▶ **TASK TO COMPLETE**:
Where a line of the data holds the word "state", copy that line.

────────

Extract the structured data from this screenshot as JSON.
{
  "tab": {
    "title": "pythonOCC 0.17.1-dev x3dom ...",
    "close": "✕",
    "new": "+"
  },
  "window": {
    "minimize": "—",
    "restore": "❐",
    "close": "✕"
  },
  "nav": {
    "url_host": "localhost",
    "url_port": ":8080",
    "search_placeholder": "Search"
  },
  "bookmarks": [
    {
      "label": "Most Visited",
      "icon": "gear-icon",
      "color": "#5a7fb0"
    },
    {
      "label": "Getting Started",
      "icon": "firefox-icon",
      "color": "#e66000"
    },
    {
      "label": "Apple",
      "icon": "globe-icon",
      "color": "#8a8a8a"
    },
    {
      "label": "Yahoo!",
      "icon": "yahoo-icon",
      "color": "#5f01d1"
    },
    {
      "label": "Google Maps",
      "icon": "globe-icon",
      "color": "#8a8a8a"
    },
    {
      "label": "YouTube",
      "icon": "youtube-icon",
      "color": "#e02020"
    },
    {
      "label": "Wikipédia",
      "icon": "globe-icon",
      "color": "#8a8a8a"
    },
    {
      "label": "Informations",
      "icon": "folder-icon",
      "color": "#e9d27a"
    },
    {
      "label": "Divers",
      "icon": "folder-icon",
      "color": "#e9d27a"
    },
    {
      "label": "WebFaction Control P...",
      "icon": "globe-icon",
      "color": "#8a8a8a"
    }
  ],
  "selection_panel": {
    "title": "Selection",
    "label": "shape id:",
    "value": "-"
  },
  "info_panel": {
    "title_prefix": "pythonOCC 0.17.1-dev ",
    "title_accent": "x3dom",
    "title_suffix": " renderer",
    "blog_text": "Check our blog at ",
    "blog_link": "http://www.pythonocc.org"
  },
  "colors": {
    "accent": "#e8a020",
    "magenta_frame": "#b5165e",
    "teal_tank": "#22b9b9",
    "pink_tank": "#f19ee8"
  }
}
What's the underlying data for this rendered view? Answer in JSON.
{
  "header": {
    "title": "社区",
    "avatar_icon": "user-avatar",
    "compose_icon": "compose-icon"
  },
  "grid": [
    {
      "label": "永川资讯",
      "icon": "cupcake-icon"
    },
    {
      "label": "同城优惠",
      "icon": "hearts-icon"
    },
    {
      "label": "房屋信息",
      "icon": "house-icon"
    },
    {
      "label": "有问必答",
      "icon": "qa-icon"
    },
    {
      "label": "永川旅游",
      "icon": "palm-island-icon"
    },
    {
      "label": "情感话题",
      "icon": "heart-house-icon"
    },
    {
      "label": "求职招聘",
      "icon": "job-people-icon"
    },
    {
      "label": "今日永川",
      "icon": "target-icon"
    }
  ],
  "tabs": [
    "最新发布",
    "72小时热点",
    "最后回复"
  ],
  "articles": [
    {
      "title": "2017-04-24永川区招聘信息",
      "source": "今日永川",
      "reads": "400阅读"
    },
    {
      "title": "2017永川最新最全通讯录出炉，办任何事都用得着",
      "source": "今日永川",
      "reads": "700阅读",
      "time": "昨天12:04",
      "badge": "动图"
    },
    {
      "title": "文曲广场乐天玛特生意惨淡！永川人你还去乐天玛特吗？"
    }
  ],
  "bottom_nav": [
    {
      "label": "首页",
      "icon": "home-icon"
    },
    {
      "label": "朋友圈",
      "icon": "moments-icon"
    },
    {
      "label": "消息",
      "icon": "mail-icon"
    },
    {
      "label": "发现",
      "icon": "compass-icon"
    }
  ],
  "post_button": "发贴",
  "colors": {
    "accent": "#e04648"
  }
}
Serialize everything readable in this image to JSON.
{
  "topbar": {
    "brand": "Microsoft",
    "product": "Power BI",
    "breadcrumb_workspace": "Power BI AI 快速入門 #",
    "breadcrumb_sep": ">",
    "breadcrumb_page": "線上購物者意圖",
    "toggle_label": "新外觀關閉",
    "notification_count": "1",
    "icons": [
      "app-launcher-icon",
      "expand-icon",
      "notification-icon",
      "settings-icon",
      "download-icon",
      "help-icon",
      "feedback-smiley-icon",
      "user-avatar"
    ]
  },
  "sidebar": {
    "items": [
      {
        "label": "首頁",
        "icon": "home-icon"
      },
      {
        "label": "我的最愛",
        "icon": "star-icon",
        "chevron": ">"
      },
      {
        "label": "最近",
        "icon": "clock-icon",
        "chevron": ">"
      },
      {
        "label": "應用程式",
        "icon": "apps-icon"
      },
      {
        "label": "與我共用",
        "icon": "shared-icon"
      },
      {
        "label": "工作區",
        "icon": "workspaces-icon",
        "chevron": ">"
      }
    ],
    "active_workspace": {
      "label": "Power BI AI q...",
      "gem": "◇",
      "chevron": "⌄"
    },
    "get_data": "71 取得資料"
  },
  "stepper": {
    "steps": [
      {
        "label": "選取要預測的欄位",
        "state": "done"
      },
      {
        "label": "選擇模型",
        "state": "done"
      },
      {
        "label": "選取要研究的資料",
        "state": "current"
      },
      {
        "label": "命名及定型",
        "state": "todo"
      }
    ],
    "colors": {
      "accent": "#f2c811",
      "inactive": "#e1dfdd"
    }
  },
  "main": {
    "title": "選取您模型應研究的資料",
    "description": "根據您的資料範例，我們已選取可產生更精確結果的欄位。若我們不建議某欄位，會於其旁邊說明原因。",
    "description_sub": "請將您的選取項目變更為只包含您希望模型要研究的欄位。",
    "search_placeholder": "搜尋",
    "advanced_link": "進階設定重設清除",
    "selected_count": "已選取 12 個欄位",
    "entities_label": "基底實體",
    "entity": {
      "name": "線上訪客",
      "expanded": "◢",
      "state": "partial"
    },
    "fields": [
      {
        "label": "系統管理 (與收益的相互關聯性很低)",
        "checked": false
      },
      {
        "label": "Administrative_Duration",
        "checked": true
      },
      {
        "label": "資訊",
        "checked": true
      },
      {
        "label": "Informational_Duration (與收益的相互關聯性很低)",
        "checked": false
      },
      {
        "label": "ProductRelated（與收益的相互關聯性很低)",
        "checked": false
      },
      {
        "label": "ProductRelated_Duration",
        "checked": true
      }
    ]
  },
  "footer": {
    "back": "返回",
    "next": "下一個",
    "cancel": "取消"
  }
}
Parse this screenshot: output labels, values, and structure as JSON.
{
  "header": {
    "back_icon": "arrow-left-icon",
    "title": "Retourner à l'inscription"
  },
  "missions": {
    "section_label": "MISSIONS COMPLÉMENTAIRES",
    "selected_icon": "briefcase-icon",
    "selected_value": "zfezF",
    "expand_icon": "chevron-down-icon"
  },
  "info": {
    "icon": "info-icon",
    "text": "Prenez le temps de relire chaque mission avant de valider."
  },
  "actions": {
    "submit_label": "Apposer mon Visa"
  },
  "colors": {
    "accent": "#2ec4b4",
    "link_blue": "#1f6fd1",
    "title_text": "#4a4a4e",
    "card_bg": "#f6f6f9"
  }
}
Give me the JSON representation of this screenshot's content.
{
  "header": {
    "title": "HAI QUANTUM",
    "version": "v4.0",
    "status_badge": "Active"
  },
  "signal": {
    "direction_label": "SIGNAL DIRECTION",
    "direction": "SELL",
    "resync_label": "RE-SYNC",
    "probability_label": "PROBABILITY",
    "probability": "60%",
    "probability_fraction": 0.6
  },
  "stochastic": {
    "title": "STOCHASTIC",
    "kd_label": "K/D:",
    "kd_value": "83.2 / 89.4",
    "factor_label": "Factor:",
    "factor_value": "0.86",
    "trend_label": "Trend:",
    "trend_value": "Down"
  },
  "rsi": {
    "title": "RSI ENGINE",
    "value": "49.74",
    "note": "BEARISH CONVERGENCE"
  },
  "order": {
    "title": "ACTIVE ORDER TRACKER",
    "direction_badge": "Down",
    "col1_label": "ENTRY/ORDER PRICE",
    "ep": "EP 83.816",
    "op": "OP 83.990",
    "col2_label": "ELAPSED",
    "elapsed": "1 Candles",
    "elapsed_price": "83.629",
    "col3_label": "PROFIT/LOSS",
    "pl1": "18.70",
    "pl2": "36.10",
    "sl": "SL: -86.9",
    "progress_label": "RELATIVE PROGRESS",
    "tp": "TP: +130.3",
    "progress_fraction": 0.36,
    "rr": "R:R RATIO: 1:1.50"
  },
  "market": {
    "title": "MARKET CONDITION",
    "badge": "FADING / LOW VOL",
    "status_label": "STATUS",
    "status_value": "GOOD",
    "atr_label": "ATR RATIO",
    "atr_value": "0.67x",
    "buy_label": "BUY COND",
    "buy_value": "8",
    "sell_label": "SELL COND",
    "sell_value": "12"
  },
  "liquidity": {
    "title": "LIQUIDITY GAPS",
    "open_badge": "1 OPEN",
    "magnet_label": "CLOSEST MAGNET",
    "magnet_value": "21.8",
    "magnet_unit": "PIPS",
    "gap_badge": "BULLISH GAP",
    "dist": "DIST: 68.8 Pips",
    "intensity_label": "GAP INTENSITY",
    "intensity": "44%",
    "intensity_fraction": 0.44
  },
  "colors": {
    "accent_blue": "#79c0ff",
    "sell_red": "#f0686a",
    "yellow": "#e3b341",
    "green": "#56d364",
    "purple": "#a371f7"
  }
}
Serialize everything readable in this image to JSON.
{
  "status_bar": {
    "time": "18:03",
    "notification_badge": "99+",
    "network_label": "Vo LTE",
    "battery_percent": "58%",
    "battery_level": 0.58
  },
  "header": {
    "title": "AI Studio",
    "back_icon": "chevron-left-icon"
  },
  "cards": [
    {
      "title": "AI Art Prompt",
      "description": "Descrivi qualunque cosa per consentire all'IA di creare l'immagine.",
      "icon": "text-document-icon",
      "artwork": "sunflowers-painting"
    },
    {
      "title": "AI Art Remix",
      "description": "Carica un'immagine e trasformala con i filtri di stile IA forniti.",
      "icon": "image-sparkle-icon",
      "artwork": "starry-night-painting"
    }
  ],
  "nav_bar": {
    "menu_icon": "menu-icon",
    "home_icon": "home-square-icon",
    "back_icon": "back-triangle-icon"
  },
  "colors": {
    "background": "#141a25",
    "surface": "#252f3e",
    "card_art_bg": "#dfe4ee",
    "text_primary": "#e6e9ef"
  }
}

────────

▶ **RESPONSE AREA**:
        "state": "done"
        "state": "done"
        "state": "current"
        "state": "todo"
      "state": "partial"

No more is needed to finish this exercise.